So, the corpse of Jesus never did get that anointing – ever. Instead, it happens now at the home of Mary, Martha, and Lazarus, a week early. Mary prepares Jesus for his burial, a week before he dies. The air is thick with nard, but the impending death of Christ also permeates the house.
But the nard was just the tip of the ‘iceberg of shock’. Mary is our sister and our role model. Let’s count the sacred cows she slaughters:
1 She wastes a year’s wages on anointing Jesus feet.
2 She does it herself. Washing the feet of guests was a custom, but it was one performed by the lowest household servant. Here’s Mary, the lady of the house, stooping with the kind of humility that surely embarrasses everyone present.
3 She touches Jesus, casting another social convention to the ground. A woman never touched a man except her husband and children – and then only in private.
4 And finally, Mary wipes Jesus’ feet with her hair. Now, in order to do that, of course, she has to have her head uncovered, and in that time and place a respectable woman would never appear to people outside her family with her head uncovered.
The true cost to Mary is not just a year’s wages. It includes her reputation and her dignity. We are in the presence of greatness this morning – not only Jesus, but this woman who risks misunderstanding, disapproval, and judgment. Judas voices it, the others merely think it.
In these final two weeks of Lent Mary breaks open a perfume jar, and breaks open my hard heart. She kneels before Jesus to pour her ointment, and she kneels before me and begs me to worship with the same uninhibited, sacrificial service.
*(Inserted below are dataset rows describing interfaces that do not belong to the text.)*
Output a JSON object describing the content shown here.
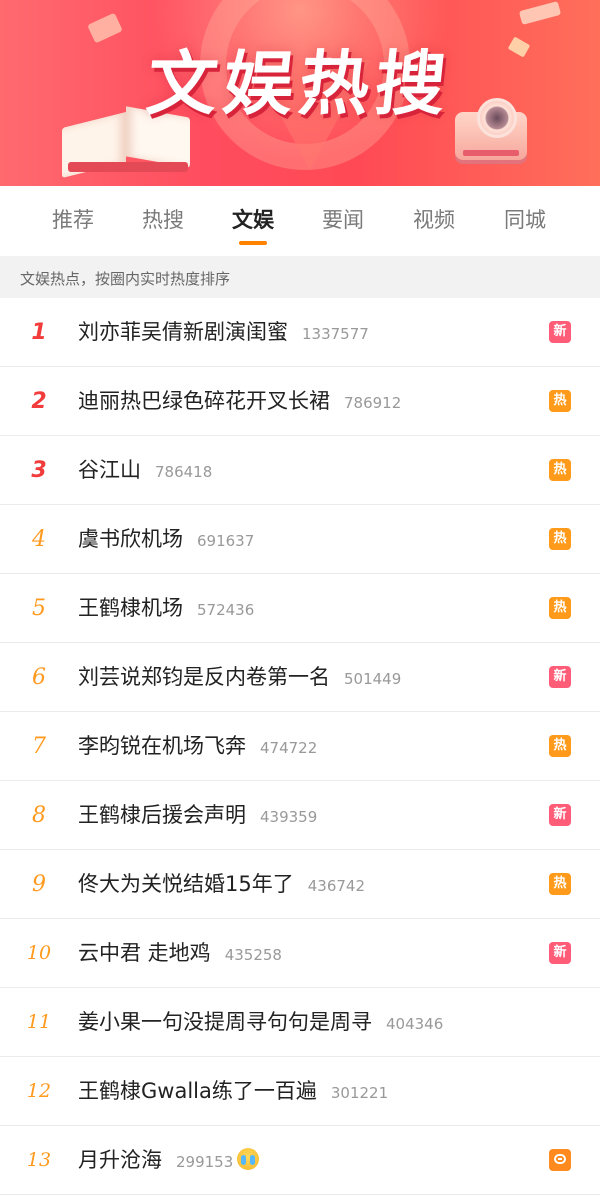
{
  "banner": {
    "title": "文娱热搜"
  },
  "tabs": [
    {
      "label": "推荐",
      "active": false
    },
    {
      "label": "热搜",
      "active": false
    },
    {
      "label": "文娱",
      "active": true
    },
    {
      "label": "要闻",
      "active": false
    },
    {
      "label": "视频",
      "active": false
    },
    {
      "label": "同城",
      "active": false
    }
  ],
  "subheader": {
    "text": "文娱热点，按圈内实时热度排序"
  },
  "colors": {
    "accent": "#ff8200",
    "rank_top": "#f23b3b",
    "rank_other": "#ff9a1f",
    "badge_new": "#ff5c78",
    "badge_hot": "#ff9a1a"
  },
  "items": [
    {
      "rank": "1",
      "title": "刘亦菲吴倩新剧演闺蜜",
      "heat": "1337577",
      "badge": "新",
      "badge_type": "new"
    },
    {
      "rank": "2",
      "title": "迪丽热巴绿色碎花开叉长裙",
      "heat": "786912",
      "badge": "热",
      "badge_type": "hot"
    },
    {
      "rank": "3",
      "title": "谷江山",
      "heat": "786418",
      "badge": "热",
      "badge_type": "hot"
    },
    {
      "rank": "4",
      "title": "虞书欣机场",
      "heat": "691637",
      "badge": "热",
      "badge_type": "hot"
    },
    {
      "rank": "5",
      "title": "王鹤棣机场",
      "heat": "572436",
      "badge": "热",
      "badge_type": "hot"
    },
    {
      "rank": "6",
      "title": "刘芸说郑钧是反内卷第一名",
      "heat": "501449",
      "badge": "新",
      "badge_type": "new"
    },
    {
      "rank": "7",
      "title": "李昀锐在机场飞奔",
      "heat": "474722",
      "badge": "热",
      "badge_type": "hot"
    },
    {
      "rank": "8",
      "title": "王鹤棣后援会声明",
      "heat": "439359",
      "badge": "新",
      "badge_type": "new"
    },
    {
      "rank": "9",
      "title": "佟大为关悦结婚15年了",
      "heat": "436742",
      "badge": "热",
      "badge_type": "hot"
    },
    {
      "rank": "10",
      "title": "云中君 走地鸡",
      "heat": "435258",
      "badge": "新",
      "badge_type": "new"
    },
    {
      "rank": "11",
      "title": "姜小果一句没提周寻句句是周寻",
      "heat": "404346",
      "badge": "",
      "badge_type": "none"
    },
    {
      "rank": "12",
      "title": "王鹤棣Gwalla练了一百遍",
      "heat": "301221",
      "badge": "",
      "badge_type": "none"
    },
    {
      "rank": "13",
      "title": "月升沧海",
      "heat": "299153",
      "badge": "",
      "badge_type": "chat",
      "emoji_icon": "crying-face-icon"
    }
  ]
}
She touches those divine feet and calls me to touch people in my life who need compassionate connection. She literally lets her hair down and challenges me to abandon myself in the worship and service of God.
This is a magnitude of devotion that I struggle to understand. I can’t get my arms around it – or my head. Imperial Majesty, it seems, is not just a fancy perfume. It sums up Mary’s vision of Jesus.
It’s getting late. Our journey to Jerusalem is nearing its end. There’s a donkey outside. Let the sounds of the city linger in your ears, let the smell of the nard awaken your senses. May we abandon our reservations, lay down our misgivings, rise and go with Christ.